### Task directions
Report all lines in the records that hold the string "Calque".
Given information below:
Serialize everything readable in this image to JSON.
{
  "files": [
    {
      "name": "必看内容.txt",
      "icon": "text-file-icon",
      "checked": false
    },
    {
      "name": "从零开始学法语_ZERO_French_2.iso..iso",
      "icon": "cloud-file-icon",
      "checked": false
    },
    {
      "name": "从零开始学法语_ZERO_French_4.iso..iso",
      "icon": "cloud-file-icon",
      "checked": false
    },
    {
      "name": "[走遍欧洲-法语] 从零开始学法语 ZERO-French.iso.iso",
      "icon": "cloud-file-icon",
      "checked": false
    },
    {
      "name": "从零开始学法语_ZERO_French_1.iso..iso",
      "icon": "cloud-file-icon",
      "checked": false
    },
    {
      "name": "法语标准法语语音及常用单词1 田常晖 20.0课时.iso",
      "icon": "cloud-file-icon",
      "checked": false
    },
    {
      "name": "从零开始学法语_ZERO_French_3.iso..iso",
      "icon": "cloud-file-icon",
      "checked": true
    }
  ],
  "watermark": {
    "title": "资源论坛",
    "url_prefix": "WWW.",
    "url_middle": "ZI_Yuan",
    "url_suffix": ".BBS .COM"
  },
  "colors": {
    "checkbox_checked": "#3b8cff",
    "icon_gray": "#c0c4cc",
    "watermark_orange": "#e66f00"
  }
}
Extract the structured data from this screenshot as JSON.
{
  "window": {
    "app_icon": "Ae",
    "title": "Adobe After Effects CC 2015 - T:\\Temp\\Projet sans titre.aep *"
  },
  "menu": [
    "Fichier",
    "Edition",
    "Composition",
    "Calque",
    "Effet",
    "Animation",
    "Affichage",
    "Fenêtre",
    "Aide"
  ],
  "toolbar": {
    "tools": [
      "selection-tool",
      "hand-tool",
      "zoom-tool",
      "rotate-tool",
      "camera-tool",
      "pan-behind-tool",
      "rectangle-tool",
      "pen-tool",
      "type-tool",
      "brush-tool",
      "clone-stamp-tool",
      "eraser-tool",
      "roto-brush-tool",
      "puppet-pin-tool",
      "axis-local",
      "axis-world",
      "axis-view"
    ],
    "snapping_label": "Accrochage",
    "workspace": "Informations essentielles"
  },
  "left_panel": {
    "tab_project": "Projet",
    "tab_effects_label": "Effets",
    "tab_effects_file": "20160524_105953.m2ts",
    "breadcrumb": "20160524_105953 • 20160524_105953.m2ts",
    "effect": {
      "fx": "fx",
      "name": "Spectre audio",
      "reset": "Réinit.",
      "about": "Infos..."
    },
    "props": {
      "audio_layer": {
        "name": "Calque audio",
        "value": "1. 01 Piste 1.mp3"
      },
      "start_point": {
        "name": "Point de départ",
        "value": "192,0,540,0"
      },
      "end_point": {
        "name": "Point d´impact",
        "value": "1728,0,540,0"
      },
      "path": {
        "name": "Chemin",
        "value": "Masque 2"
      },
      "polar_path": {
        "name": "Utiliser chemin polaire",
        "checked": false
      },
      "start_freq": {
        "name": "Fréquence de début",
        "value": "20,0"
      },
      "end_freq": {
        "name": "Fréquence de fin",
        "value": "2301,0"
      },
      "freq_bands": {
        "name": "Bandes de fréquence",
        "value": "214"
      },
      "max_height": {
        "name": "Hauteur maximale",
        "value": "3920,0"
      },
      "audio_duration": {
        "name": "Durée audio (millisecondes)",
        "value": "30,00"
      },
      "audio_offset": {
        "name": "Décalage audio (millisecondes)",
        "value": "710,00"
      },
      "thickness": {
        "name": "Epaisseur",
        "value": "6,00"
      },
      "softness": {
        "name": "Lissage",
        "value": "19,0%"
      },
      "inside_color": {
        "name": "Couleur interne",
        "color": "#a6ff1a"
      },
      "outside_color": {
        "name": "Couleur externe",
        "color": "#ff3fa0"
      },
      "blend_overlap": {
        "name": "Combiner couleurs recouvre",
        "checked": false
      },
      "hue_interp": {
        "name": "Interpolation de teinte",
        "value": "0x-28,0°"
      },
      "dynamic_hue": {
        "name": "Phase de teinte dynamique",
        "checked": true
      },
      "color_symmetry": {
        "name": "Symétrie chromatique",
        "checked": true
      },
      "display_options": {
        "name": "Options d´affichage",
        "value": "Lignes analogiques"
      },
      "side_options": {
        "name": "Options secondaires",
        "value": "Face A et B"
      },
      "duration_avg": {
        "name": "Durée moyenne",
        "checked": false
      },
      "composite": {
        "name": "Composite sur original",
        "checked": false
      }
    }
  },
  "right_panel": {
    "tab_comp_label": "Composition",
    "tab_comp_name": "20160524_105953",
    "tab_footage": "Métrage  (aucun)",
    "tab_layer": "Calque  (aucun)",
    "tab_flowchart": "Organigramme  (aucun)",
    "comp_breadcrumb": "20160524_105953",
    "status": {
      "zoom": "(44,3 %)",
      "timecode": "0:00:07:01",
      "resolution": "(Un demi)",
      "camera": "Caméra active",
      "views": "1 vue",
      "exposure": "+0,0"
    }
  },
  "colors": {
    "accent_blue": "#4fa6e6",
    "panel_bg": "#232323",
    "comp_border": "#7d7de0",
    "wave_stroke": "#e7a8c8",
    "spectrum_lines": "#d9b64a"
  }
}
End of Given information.
### Expected answer
    "Calque",
        "name": "Calque audio",
    "tab_layer": "Calque  (aucun)",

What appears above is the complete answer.